Orleans gumbo jazz about it.

Anyone with a preference for classic rock which is closer to the vintage of this very century, meanwhile, will be looking in the direction of Mumford & Sons’ new track ‘Ditmas’ (●●●●● Gentlemen of the Road/Island, out 11 Sep), which is a fairly understated entry in their recent canon of middle-of-the-road arena-conquerors. Memory Man’s ‘In Praha’ (●●●●● Turnkey Music, out 7 Sep), meanwhile, features ex-Snow Patrol bassist Mark McClelland and former members of FO Machete and Grim Northern Social, and does a good job of impersonating Gene (ask the ’90s), who did a good job of impersonating the Smiths.

It’s a pleasure to report that Lost Map HQ out in the wilds of Eigg has come up with two new releases this time out, and they’re high quality ones as ever. Seamus Fogarty’s ‘Ducks & Drakes’ (●●●●● Lost Map, out 4 Sep) is a sparse, gossamer-like electro-acoustic journey, and Rozi Plain’s largely instrumental ‘Best Team’ (●●●●● Lost Map, out 18 Sep) makes a feature of her affecting vocal texture. Or if you’re in the mood for something more ear- cleansing, Autopsy Boys’ B-movie tribute ‘Song for Debbera’ (●●●●● Mondo Tunes, out 2 Oct) and Black International’s ‘A Fence to Keep People Out’ (●●●●● Good Grief, out now) are more noisily cathartic. (David Pollock)

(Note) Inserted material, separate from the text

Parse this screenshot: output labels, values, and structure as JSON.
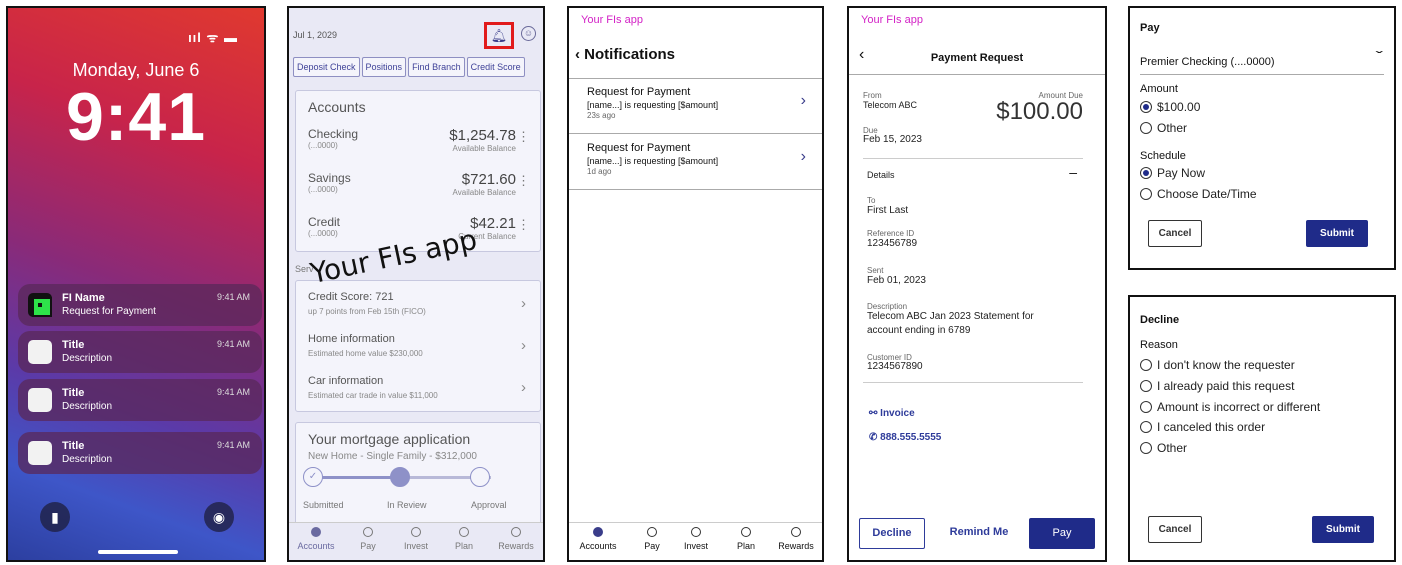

APACHE DARLING ‘Apache’ is taken from the first song one half of the band, Stefanie Lawrence, learned on the guitar, while ‘darling’ relates to what New Yorkers called the duo when they played their first Stateside show. So that clears that up. We interrupt Lawrence as she’s in the process of buying a flat in Glasgow with the other half of the group, Andrew Black, to talk T Break, being in a band with your boyfriend and the future.

On their music We describe ourselves as The New Pop, classic songwriting with analogue synths and vocals. So if you were comparing it to things, think Eurythmics, Cyndi Lauper, Sia, Phoenix. Stuff like that. We are a duo, but we work with a live band. That’s a big part of our sound we’re a live electronic pop band. It’s got a rock show theme to it. On T Break It was amazing. We opened the tent on the Friday. We were a little bit on edge about exactly how busy it was gonna be, but it was brilliant. By the end of the set we had about 300-odd in the tent. It was a great show. I liked the lay-out of it [T in the Park] being smaller. I think that just caters to my laziness. On working with your boyfriend It’s a really immersive thing to be around each other all the time. Although we write together, we don’t write in the same room as each other. We tried to write together and it doesn’t work very well cos we’re both really abrasive. On playing Canada We did NXNE in Toronto. North American audiences are well up for a party. It had a real underground feel we played a punk rock club, we played a burlesque

bar. It was a step away from what we were doing before. We’d just made the switch from using laptops and tracking to going full live band and at that point we knew we’d made the right decision. On the future Who knows? The main thing for us is to go and record again. We’ve had a great year, but it’s been off the back of two tunes. It’s kind of nuts. We’ve got two albums worth of stuff, so we’re planning on a November recording. (Kirstyn Smith) Apache Darling play The Lighthouse Late on Fri 9 Oct at The Lighthouse, Glasgow.

3 Sep–5 Nov 2015 THE LIST 73